Aim of the task -
Each entry has to be set down again with no alteration.

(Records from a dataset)
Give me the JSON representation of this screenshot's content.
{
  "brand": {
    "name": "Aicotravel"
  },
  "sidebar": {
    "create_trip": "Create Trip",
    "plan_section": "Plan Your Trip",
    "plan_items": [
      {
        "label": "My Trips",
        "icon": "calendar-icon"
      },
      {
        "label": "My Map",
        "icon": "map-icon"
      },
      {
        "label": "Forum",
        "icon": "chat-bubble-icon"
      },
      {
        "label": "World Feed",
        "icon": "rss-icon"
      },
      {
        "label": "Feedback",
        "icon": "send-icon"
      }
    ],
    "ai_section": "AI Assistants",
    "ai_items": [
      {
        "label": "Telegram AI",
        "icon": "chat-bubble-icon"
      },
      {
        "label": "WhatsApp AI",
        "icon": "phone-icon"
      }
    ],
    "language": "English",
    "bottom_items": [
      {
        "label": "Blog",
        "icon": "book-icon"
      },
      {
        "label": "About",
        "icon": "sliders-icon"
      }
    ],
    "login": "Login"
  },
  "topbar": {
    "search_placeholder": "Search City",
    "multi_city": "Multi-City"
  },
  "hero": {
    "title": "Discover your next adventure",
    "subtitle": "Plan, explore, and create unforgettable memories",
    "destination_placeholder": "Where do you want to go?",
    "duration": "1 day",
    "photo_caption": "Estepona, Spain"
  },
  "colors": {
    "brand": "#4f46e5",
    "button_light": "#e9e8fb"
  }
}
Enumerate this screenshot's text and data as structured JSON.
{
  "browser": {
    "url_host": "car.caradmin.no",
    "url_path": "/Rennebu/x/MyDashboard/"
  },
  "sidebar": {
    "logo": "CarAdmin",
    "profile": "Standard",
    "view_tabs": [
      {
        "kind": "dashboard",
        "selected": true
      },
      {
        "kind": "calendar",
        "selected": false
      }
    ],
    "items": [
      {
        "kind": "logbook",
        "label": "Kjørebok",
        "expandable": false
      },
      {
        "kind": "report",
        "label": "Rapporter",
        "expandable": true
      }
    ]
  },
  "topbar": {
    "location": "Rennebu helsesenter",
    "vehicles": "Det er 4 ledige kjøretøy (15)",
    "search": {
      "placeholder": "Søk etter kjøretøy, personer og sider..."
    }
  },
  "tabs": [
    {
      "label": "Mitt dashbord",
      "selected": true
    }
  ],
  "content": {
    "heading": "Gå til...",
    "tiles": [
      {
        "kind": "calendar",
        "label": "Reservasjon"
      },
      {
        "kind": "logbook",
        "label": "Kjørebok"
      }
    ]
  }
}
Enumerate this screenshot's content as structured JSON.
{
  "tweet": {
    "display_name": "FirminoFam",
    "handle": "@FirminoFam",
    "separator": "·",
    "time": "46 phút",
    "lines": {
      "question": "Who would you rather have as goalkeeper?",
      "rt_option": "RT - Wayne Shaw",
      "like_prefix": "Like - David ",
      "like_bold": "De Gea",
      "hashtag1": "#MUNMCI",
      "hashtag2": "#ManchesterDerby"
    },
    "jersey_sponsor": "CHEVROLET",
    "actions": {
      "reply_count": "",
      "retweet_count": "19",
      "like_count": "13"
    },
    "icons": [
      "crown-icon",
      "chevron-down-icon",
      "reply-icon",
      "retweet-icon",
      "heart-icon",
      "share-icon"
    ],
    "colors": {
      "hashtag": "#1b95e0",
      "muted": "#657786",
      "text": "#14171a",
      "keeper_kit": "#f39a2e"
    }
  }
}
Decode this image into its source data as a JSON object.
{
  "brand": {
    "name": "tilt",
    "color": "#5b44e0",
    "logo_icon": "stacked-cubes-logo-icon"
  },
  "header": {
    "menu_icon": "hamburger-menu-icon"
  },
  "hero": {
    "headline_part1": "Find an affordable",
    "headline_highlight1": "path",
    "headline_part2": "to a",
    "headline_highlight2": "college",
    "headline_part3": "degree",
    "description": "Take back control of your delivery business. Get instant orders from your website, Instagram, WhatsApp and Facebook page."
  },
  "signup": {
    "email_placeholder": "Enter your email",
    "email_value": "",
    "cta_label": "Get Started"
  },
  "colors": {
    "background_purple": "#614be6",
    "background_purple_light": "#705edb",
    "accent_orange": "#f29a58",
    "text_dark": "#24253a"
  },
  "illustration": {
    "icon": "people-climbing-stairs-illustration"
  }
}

Solution for this problem -
Give me the JSON representation of this screenshot's content.
{
  "brand": {
    "name": "Aicotravel"
  },
  "sidebar": {
    "create_trip": "Create Trip",
    "plan_section": "Plan Your Trip",
    "plan_items": [
      {
        "label": "My Trips",
        "icon": "calendar-icon"
      },
      {
        "label": "My Map",
        "icon": "map-icon"
      },
      {
        "label": "Forum",
        "icon": "chat-bubble-icon"
      },
      {
        "label": "World Feed",
        "icon": "rss-icon"
      },
      {
        "label": "Feedback",
        "icon": "send-icon"
      }
    ],
    "ai_section": "AI Assistants",
    "ai_items": [
      {
        "label": "Telegram AI",
        "icon": "chat-bubble-icon"
      },
      {
        "label": "WhatsApp AI",
        "icon": "phone-icon"
      }
    ],
    "language": "English",
    "bottom_items": [
      {
        "label": "Blog",
        "icon": "book-icon"
      },
      {
        "label": "About",
        "icon": "sliders-icon"
      }
    ],
    "login": "Login"
  },
  "topbar": {
    "search_placeholder": "Search City",
    "multi_city": "Multi-City"
  },
  "hero": {
    "title": "Discover your next adventure",
    "subtitle": "Plan, explore, and create unforgettable memories",
    "destination_placeholder": "Where do you want to go?",
    "duration": "1 day",
    "photo_caption": "Estepona, Spain"
  },
  "colors": {
    "brand": "#4f46e5",
    "button_light": "#e9e8fb"
  }
}
Enumerate this screenshot's text and data as structured JSON.
{
  "browser": {
    "url_host": "car.caradmin.no",
    "url_path": "/Rennebu/x/MyDashboard/"
  },
  "sidebar": {
    "logo": "CarAdmin",
    "profile": "Standard",
    "view_tabs": [
      {
        "kind": "dashboard",
        "selected": true
      },
      {
        "kind": "calendar",
        "selected": false
      }
    ],
    "items": [
      {
        "kind": "logbook",
        "label": "Kjørebok",
        "expandable": false
      },
      {
        "kind": "report",
        "label": "Rapporter",
        "expandable": true
      }
    ]
  },
  "topbar": {
    "location": "Rennebu helsesenter",
    "vehicles": "Det er 4 ledige kjøretøy (15)",
    "search": {
      "placeholder": "Søk etter kjøretøy, personer og sider..."
    }
  },
  "tabs": [
    {
      "label": "Mitt dashbord",
      "selected": true
    }
  ],
  "content": {
    "heading": "Gå til...",
    "tiles": [
      {
        "kind": "calendar",
        "label": "Reservasjon"
      },
      {
        "kind": "logbook",
        "label": "Kjørebok"
      }
    ]
  }
}
Enumerate this screenshot's content as structured JSON.
{
  "tweet": {
    "display_name": "FirminoFam",
    "handle": "@FirminoFam",
    "separator": "·",
    "time": "46 phút",
    "lines": {
      "question": "Who would you rather have as goalkeeper?",
      "rt_option": "RT - Wayne Shaw",
      "like_prefix": "Like - David ",
      "like_bold": "De Gea",
      "hashtag1": "#MUNMCI",
      "hashtag2": "#ManchesterDerby"
    },
    "jersey_sponsor": "CHEVROLET",
    "actions": {
      "reply_count": "",
      "retweet_count": "19",
      "like_count": "13"
    },
    "icons": [
      "crown-icon",
      "chevron-down-icon",
      "reply-icon",
      "retweet-icon",
      "heart-icon",
      "share-icon"
    ],
    "colors": {
      "hashtag": "#1b95e0",
      "muted": "#657786",
      "text": "#14171a",
      "keeper_kit": "#f39a2e"
    }
  }
}
Decode this image into its source data as a JSON object.
{
  "brand": {
    "name": "tilt",
    "color": "#5b44e0",
    "logo_icon": "stacked-cubes-logo-icon"
  },
  "header": {
    "menu_icon": "hamburger-menu-icon"
  },
  "hero": {
    "headline_part1": "Find an affordable",
    "headline_highlight1": "path",
    "headline_part2": "to a",
    "headline_highlight2": "college",
    "headline_part3": "degree",
    "description": "Take back control of your delivery business. Get instant orders from your website, Instagram, WhatsApp and Facebook page."
  },
  "signup": {
    "email_placeholder": "Enter your email",
    "email_value": "",
    "cta_label": "Get Started"
  },
  "colors": {
    "background_purple": "#614be6",
    "background_purple_light": "#705edb",
    "accent_orange": "#f29a58",
    "text_dark": "#24253a"
  },
  "illustration": {
    "icon": "people-climbing-stairs-illustration"
  }
}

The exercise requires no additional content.